Still featured prominently in Worthington middle schools, this Learner Profile was on hand and was top of mind during the Portrait design team meetings.

“When we began this process, we endeavored to create the Portrait, but we previously had a Middle School Learner Profile, which our middle schools had been using for some time,” said Dr. Bowers. “We determined through this process that we didn’t want to get rid of the Middle School Learner Profile. We wanted to make sure we kept that.” 

Worthington decided on four competencies to include in its new Middle School Portrait:

  • Solution Seekers
  • Global Thinkers
  • Resilient Learners
  • Kind, Empathetic Friends

“We wanted to honor the work that had been done before,” said Greenwald. “If you look at the Learner Profile and our Portrait of a Learner, you’ll see that they dovetail together beautifully and share common elements.”

A Portrait for All Ages

Worthington Schools educates students in grades PreK to 12. Knowing that the district wanted to establish a growth progression, it became clear that they needed a Portrait designed specifically for their youngest learners.

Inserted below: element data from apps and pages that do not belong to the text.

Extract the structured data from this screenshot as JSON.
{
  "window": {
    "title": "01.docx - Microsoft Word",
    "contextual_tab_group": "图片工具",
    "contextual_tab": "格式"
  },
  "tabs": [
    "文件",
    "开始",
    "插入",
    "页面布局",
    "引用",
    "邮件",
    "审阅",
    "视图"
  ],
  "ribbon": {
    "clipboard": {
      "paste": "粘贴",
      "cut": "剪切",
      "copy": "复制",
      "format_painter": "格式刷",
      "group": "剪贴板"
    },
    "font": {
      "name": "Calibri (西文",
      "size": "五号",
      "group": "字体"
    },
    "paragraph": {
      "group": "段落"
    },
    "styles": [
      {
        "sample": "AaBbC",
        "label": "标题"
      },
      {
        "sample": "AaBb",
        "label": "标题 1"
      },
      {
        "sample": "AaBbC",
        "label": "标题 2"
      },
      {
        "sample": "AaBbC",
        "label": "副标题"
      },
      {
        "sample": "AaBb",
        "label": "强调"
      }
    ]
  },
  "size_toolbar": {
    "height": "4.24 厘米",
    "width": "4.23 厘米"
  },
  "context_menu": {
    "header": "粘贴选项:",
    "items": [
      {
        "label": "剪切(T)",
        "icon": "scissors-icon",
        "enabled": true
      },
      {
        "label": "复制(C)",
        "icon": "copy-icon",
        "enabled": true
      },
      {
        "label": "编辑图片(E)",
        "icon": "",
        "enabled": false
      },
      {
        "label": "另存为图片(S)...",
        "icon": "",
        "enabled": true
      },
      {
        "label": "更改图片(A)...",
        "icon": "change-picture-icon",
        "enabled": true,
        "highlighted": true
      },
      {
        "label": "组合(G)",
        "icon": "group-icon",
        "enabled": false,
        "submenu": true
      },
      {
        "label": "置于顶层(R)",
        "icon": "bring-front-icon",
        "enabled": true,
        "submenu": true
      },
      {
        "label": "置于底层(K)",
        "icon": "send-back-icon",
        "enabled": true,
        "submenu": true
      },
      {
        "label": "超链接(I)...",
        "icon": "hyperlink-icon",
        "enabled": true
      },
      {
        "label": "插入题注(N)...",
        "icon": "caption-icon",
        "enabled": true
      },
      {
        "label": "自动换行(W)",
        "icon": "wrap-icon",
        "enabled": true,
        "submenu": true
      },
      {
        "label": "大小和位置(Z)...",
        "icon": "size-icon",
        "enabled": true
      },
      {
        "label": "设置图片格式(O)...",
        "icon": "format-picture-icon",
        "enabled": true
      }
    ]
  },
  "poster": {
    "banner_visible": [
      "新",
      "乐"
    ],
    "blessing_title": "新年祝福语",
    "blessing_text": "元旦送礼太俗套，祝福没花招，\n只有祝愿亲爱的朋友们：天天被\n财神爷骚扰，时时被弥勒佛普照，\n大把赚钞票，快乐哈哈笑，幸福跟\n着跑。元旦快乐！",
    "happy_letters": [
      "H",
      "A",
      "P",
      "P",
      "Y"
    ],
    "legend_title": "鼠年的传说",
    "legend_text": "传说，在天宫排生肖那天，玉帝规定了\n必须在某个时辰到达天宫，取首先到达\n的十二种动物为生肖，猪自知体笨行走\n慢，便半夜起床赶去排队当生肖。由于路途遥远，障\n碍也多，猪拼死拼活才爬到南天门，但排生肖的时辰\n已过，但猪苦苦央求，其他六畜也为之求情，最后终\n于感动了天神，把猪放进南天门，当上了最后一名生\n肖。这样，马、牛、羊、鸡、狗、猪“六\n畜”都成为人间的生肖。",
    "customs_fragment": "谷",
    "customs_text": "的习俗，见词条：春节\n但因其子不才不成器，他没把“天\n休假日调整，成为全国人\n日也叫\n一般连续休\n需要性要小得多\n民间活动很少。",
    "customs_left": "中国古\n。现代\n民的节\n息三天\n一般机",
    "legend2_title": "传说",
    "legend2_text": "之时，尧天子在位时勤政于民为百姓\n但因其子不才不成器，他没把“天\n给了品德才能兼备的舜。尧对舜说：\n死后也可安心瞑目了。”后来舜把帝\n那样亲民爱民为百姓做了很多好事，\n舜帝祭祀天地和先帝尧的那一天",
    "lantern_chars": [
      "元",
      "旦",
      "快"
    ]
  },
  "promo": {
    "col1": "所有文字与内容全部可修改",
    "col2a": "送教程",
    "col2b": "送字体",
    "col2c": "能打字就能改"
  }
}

“When we think about preschool and elementary-age students, we wanted to be purposeful in the language that we use,” said Rob Messenheimer, Director of Elementary Education. “We wanted it to be simple enough that a 5-year-old in Kindergarten could connect to it, but also an 11-year-old in fifth grade that it would have enough depth to keep them engaged.”

Worthington’s Elementary School Portrait includes three competencies, with simplified descriptors for each:

  • Thinker
  • Leader
  • Friend

In addition to using simplified language, Worthington wanted its Elementary Portrait to be usable and also connected to its other Portraits.

“Emilie (Greenwald) talked about how the middle school has really brought their Learner Profile to life. We want the same thing at the elementary level,” said Messenheimer. “That’s our work moving forward—bringing it to life from a poster that hangs on the wall to helping kids understand what actions align with each one of these competencies.”

As students progress through the Worthington school system, it’s important that the Portraits connect from elementary to middle to high. 

“We wanted it to be connected, so as kids age out of elementary school, we wanted it to connect to middle school and then ultimately to the high school Portrait as well. You see a lot of the same language and themes run through all three of these profiles,” added Messenheimer.

Documenting the Process

Worthington showcased its Portrait design journey, producing recap videos after each community session. Each video featured the voices of different participants including students, parents, teachers, staff, and community members.

Worthington also produced this video to launch its Portrait during the State of the Schools event in March.

Putting the Portrait into Practice

Now that Worthington has launched its Portrait, the work begins to implement it into practice in classrooms throughout the district.

“As a school board member, what excites me about this Portrait of a Learner is that I know we already have the teachers, staff, and administrators who have the heart, passion, and expertise to help our students continue to develop and grow these competencies,” said Board of Education President Nikki Hudson.

“We should be really proud as a community that we are intentionally ensuring that our students are positioned to do good in this world wherever they may land.”